Work order: Set down all of the entries precisely as they were written.

Data to process:
Segment Open

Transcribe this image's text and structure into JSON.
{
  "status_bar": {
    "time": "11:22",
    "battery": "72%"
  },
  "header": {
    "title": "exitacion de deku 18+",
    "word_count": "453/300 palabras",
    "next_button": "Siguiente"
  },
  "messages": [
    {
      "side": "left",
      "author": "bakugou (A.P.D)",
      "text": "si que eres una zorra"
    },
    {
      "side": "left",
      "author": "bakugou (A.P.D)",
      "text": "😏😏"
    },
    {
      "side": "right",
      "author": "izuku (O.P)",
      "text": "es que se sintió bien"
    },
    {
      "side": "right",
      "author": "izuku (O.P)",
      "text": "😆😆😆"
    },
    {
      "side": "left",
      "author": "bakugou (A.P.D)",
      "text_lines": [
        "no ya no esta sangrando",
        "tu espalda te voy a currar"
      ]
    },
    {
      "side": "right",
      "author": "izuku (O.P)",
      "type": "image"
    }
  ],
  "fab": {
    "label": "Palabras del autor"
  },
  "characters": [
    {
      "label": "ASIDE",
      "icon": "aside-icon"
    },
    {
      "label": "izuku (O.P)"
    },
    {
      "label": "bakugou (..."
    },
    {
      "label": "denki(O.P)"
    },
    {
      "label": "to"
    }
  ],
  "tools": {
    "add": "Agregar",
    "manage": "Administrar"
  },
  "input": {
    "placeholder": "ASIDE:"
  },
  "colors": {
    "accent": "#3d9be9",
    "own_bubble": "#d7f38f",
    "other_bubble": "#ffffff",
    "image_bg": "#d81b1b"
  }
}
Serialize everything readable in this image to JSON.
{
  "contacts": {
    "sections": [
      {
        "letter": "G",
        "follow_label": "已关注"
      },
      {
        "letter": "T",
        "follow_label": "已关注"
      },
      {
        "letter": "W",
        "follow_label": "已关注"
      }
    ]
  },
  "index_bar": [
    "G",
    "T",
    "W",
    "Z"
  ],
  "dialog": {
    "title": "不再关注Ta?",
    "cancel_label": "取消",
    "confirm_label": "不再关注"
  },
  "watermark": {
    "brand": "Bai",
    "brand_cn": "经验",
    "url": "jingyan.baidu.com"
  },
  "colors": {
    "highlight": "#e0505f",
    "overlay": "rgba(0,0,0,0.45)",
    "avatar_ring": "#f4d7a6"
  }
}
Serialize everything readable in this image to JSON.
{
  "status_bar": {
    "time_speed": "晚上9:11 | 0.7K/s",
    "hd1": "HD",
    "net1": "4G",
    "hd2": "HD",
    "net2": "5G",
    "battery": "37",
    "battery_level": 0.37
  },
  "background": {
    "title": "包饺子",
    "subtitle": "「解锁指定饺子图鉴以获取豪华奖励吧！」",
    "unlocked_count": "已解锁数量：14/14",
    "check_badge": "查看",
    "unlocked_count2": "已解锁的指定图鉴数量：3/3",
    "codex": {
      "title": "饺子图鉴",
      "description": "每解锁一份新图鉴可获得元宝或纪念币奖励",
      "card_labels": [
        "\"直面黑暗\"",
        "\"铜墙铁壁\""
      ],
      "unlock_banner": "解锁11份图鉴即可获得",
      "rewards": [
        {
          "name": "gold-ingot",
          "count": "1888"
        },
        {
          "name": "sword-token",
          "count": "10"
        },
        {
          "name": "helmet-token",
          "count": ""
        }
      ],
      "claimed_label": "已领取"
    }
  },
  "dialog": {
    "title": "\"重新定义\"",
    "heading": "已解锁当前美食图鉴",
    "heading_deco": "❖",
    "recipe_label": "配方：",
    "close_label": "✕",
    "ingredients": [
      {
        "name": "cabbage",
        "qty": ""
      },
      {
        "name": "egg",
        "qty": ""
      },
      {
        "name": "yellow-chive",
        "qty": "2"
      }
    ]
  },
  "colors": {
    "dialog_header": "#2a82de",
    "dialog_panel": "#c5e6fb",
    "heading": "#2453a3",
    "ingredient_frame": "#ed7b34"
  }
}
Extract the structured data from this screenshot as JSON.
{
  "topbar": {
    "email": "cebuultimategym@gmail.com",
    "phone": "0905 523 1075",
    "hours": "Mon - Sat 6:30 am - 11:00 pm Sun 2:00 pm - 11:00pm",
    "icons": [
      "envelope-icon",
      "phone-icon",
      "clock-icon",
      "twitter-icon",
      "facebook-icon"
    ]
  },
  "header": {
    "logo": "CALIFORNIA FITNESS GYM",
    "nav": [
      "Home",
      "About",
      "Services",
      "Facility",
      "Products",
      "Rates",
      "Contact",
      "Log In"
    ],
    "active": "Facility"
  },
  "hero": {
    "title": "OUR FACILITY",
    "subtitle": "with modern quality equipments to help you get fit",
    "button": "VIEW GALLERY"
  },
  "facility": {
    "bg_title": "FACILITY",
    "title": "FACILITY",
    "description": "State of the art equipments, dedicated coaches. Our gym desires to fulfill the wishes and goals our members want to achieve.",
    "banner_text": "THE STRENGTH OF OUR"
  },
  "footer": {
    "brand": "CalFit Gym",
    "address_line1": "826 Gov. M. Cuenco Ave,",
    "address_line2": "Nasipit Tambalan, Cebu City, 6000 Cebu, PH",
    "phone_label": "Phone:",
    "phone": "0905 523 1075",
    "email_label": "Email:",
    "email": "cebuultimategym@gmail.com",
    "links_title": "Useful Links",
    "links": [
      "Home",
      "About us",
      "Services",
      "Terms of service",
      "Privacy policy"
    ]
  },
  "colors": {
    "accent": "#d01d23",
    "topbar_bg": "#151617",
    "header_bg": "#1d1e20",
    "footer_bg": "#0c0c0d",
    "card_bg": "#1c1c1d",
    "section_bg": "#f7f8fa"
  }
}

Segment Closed

Solution:
Transcribe this image's text and structure into JSON.
{
  "status_bar": {
    "time": "11:22",
    "battery": "72%"
  },
  "header": {
    "title": "exitacion de deku 18+",
    "word_count": "453/300 palabras",
    "next_button": "Siguiente"
  },
  "messages": [
    {
      "side": "left",
      "author": "bakugou (A.P.D)",
      "text": "si que eres una zorra"
    },
    {
      "side": "left",
      "author": "bakugou (A.P.D)",
      "text": "😏😏"
    },
    {
      "side": "right",
      "author": "izuku (O.P)",
      "text": "es que se sintió bien"
    },
    {
      "side": "right",
      "author": "izuku (O.P)",
      "text": "😆😆😆"
    },
    {
      "side": "left",
      "author": "bakugou (A.P.D)",
      "text_lines": [
        "no ya no esta sangrando",
        "tu espalda te voy a currar"
      ]
    },
    {
      "side": "right",
      "author": "izuku (O.P)",
      "type": "image"
    }
  ],
  "fab": {
    "label": "Palabras del autor"
  },
  "characters": [
    {
      "label": "ASIDE",
      "icon": "aside-icon"
    },
    {
      "label": "izuku (O.P)"
    },
    {
      "label": "bakugou (..."
    },
    {
      "label": "denki(O.P)"
    },
    {
      "label": "to"
    }
  ],
  "tools": {
    "add": "Agregar",
    "manage": "Administrar"
  },
  "input": {
    "placeholder": "ASIDE:"
  },
  "colors": {
    "accent": "#3d9be9",
    "own_bubble": "#d7f38f",
    "other_bubble": "#ffffff",
    "image_bg": "#d81b1b"
  }
}
Serialize everything readable in this image to JSON.
{
  "contacts": {
    "sections": [
      {
        "letter": "G",
        "follow_label": "已关注"
      },
      {
        "letter": "T",
        "follow_label": "已关注"
      },
      {
        "letter": "W",
        "follow_label": "已关注"
      }
    ]
  },
  "index_bar": [
    "G",
    "T",
    "W",
    "Z"
  ],
  "dialog": {
    "title": "不再关注Ta?",
    "cancel_label": "取消",
    "confirm_label": "不再关注"
  },
  "watermark": {
    "brand": "Bai",
    "brand_cn": "经验",
    "url": "jingyan.baidu.com"
  },
  "colors": {
    "highlight": "#e0505f",
    "overlay": "rgba(0,0,0,0.45)",
    "avatar_ring": "#f4d7a6"
  }
}
Serialize everything readable in this image to JSON.
{
  "status_bar": {
    "time_speed": "晚上9:11 | 0.7K/s",
    "hd1": "HD",
    "net1": "4G",
    "hd2": "HD",
    "net2": "5G",
    "battery": "37",
    "battery_level": 0.37
  },
  "background": {
    "title": "包饺子",
    "subtitle": "「解锁指定饺子图鉴以获取豪华奖励吧！」",
    "unlocked_count": "已解锁数量：14/14",
    "check_badge": "查看",
    "unlocked_count2": "已解锁的指定图鉴数量：3/3",
    "codex": {
      "title": "饺子图鉴",
      "description": "每解锁一份新图鉴可获得元宝或纪念币奖励",
      "card_labels": [
        "\"直面黑暗\"",
        "\"铜墙铁壁\""
      ],
      "unlock_banner": "解锁11份图鉴即可获得",
      "rewards": [
        {
          "name": "gold-ingot",
          "count": "1888"
        },
        {
          "name": "sword-token",
          "count": "10"
        },
        {
          "name": "helmet-token",
          "count": ""
        }
      ],
      "claimed_label": "已领取"
    }
  },
  "dialog": {
    "title": "\"重新定义\"",
    "heading": "已解锁当前美食图鉴",
    "heading_deco": "❖",
    "recipe_label": "配方：",
    "close_label": "✕",
    "ingredients": [
      {
        "name": "cabbage",
        "qty": ""
      },
      {
        "name": "egg",
        "qty": ""
      },
      {
        "name": "yellow-chive",
        "qty": "2"
      }
    ]
  },
  "colors": {
    "dialog_header": "#2a82de",
    "dialog_panel": "#c5e6fb",
    "heading": "#2453a3",
    "ingredient_frame": "#ed7b34"
  }
}
Extract the structured data from this screenshot as JSON.
{
  "topbar": {
    "email": "cebuultimategym@gmail.com",
    "phone": "0905 523 1075",
    "hours": "Mon - Sat 6:30 am - 11:00 pm Sun 2:00 pm - 11:00pm",
    "icons": [
      "envelope-icon",
      "phone-icon",
      "clock-icon",
      "twitter-icon",
      "facebook-icon"
    ]
  },
  "header": {
    "logo": "CALIFORNIA FITNESS GYM",
    "nav": [
      "Home",
      "About",
      "Services",
      "Facility",
      "Products",
      "Rates",
      "Contact",
      "Log In"
    ],
    "active": "Facility"
  },
  "hero": {
    "title": "OUR FACILITY",
    "subtitle": "with modern quality equipments to help you get fit",
    "button": "VIEW GALLERY"
  },
  "facility": {
    "bg_title": "FACILITY",
    "title": "FACILITY",
    "description": "State of the art equipments, dedicated coaches. Our gym desires to fulfill the wishes and goals our members want to achieve.",
    "banner_text": "THE STRENGTH OF OUR"
  },
  "footer": {
    "brand": "CalFit Gym",
    "address_line1": "826 Gov. M. Cuenco Ave,",
    "address_line2": "Nasipit Tambalan, Cebu City, 6000 Cebu, PH",
    "phone_label": "Phone:",
    "phone": "0905 523 1075",
    "email_label": "Email:",
    "email": "cebuultimategym@gmail.com",
    "links_title": "Useful Links",
    "links": [
      "Home",
      "About us",
      "Services",
      "Terms of service",
      "Privacy policy"
    ]
  },
  "colors": {
    "accent": "#d01d23",
    "topbar_bg": "#151617",
    "header_bg": "#1d1e20",
    "footer_bg": "#0c0c0d",
    "card_bg": "#1c1c1d",
    "section_bg": "#f7f8fa"
  }
}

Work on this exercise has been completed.